What’s the point in this then? Rather than simply forcing you to leave space, this encourages you to play licks and phrases which have a definite start and end to them - a fully formed musical statement if you will. You only have one bar (4 beats) to play something good, you are training yourself to make those notes count! Try this for a few backing tracks and, when you return to your regular unrestricted soloing, you will notice a marked difference in the way you use those scales to create music!

3. Send things sideways!

Another great way to engage your creative mind and free yourself from those frustrating scale based noodlings is to arrange the scale on one string only and limit yourself to soloing on just that string for the whole backing track.

Here is everybody’s favourite scale - Am pentatonic, arranged on both the B and G strings as an example.

A minor pentatonic scale on B and G strings

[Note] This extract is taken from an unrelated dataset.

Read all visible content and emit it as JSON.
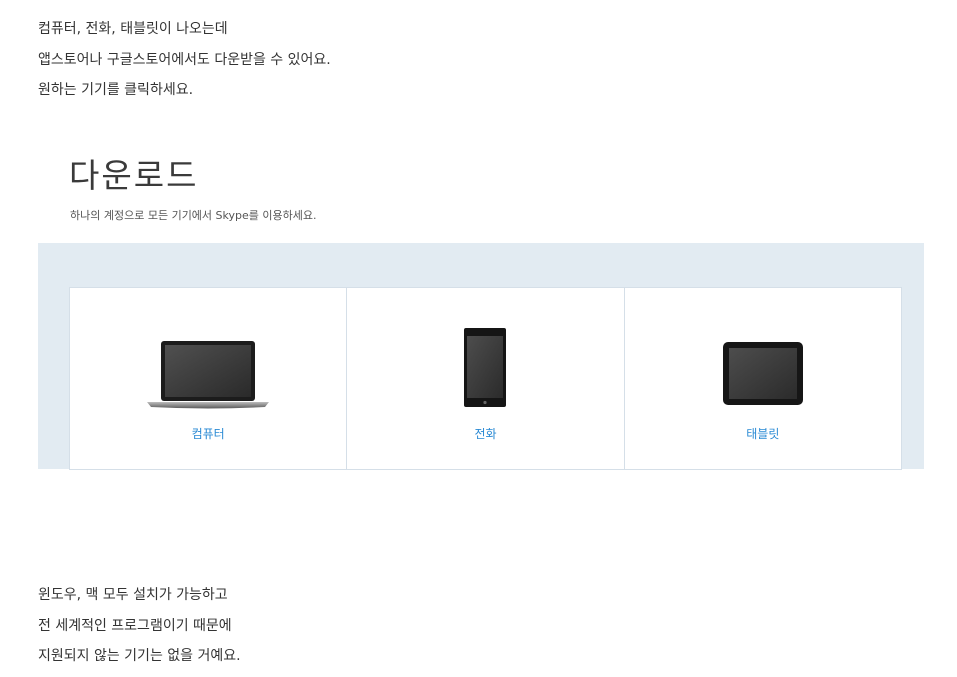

Much like our other examples, this is going to feel really restrictive and, without your favourite ‘go-to’ licks or familiar patterns, it won’t feel comfortable. Don’t expect to create any magical melodies or lines with the first few seconds! Give it a minute or two for the effect to take hold.

Why am I doing this? One of the first things that happens when our fingers take the driving seat during improvisation is that our ability to register and remember the sound of each note as we solo gets left behind. By soloing on a single string we are playing the notes of the scale but without the pre determined fingering. Suddenly, all you have to play with is rhythm, dynamics and melody. Those patterns which kept you boxed in have gone! After a few minutes, you will begin to hear phrases and licks before you play them - Bingo! Thats your brain and your musical ear beginning to take an active part as well as your fingers!

When you return to soloing on all six strings you will be conditioned to play from your ear not just the map of the scale shape.

As you can see, the key to invention is through limitation. These approaches don’t replace your shred exercises or pursuit of flying around the fretboard like a god-like musical gymnast. Think of these ideas more as a compliment to your technique and fretboard knowledge practice.